Dataset rows describing interfaces
**********

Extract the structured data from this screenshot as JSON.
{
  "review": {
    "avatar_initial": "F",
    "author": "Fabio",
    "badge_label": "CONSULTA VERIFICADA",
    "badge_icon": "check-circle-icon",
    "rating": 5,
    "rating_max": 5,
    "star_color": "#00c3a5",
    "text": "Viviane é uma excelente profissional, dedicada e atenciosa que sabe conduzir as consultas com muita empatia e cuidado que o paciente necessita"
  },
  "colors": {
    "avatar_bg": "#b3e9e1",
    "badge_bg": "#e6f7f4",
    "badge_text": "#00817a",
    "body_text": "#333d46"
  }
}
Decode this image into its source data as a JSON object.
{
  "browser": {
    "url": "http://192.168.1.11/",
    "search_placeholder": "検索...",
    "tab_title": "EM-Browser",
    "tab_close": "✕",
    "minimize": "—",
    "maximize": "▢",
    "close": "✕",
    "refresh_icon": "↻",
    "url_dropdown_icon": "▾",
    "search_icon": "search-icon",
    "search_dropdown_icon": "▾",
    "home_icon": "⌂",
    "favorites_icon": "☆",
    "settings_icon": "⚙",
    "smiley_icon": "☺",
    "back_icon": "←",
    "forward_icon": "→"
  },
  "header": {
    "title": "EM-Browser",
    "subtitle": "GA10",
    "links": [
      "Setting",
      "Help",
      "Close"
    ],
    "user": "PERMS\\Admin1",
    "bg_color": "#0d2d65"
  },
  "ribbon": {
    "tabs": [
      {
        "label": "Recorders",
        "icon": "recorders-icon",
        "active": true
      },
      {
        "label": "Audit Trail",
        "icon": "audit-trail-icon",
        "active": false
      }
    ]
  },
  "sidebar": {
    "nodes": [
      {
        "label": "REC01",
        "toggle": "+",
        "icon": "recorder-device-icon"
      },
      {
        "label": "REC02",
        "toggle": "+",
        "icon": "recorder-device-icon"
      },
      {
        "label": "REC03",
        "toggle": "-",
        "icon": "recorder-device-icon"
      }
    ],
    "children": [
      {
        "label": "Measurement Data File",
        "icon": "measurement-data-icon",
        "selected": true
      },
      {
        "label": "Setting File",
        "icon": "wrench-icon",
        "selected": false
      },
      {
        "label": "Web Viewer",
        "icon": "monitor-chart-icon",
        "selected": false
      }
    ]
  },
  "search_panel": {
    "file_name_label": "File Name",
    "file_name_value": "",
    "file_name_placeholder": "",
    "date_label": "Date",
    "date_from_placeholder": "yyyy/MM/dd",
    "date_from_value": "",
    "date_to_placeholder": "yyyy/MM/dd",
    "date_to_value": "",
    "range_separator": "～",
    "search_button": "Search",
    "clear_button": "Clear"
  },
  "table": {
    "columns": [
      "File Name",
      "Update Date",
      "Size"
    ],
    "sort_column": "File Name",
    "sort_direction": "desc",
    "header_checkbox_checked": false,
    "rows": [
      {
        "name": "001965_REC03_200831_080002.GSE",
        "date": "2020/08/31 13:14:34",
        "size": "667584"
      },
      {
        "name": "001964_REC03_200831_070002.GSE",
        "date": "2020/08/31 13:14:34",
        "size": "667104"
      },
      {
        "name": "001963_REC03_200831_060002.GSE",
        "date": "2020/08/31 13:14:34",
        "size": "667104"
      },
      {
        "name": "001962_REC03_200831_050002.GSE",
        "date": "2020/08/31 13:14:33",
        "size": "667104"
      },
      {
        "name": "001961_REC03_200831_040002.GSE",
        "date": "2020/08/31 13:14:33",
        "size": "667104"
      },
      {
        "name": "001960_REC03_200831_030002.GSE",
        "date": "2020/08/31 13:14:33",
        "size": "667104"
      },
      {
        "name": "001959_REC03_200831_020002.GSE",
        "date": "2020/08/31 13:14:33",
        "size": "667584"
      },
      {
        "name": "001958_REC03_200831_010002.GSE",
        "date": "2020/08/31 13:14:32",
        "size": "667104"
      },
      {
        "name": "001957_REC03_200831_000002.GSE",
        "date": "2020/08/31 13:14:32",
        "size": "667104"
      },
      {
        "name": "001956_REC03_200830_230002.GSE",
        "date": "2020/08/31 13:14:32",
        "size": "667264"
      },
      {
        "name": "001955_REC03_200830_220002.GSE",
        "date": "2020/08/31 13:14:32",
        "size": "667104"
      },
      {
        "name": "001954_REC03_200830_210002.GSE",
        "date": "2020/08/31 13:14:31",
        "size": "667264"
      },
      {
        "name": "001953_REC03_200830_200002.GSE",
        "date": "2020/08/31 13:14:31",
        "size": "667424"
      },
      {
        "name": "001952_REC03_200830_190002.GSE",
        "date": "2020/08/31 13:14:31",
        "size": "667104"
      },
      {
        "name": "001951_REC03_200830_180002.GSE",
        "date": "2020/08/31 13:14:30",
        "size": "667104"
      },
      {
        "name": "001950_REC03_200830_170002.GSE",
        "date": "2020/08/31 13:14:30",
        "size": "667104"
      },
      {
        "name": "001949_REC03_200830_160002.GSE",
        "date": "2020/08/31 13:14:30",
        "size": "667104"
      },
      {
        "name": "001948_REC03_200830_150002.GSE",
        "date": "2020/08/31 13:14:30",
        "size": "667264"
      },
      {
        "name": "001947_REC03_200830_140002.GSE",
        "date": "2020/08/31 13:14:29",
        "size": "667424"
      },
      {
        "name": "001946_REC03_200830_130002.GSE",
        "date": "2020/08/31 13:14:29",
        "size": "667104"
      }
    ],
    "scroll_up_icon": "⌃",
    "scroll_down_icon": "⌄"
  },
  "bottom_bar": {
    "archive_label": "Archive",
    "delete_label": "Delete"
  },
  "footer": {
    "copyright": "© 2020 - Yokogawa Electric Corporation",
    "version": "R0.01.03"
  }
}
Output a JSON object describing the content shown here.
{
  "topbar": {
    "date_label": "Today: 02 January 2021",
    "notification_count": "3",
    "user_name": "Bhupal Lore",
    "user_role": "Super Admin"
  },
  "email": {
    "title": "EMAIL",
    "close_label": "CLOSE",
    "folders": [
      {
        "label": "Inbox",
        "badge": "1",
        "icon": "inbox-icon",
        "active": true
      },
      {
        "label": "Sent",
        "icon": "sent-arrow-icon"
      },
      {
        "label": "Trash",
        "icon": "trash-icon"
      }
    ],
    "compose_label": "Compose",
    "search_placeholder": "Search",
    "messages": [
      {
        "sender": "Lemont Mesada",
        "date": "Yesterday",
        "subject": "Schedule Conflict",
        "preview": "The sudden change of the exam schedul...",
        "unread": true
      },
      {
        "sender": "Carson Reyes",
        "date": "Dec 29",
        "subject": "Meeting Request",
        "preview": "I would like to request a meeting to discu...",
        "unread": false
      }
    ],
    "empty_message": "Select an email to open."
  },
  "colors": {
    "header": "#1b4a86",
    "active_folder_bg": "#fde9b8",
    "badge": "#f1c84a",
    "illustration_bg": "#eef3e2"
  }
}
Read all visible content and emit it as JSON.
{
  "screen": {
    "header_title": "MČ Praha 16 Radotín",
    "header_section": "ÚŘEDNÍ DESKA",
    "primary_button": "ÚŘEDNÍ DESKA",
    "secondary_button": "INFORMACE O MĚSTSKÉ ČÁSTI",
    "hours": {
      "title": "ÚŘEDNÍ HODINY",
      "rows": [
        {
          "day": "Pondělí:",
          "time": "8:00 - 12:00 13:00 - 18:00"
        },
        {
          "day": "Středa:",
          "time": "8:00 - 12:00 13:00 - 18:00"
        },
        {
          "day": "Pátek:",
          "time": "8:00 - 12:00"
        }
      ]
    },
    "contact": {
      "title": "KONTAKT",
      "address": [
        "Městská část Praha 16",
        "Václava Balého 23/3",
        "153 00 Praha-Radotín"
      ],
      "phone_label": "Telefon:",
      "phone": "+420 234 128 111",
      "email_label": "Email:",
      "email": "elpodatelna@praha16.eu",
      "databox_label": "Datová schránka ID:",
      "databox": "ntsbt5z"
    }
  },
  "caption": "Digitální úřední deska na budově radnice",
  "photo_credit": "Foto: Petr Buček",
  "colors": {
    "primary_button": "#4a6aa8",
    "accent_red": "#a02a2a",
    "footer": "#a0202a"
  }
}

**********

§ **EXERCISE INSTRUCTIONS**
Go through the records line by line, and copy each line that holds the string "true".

§ **EXPECTED OUTPUT**
        "active": true
        "selected": true
        "active": true
        "unread": true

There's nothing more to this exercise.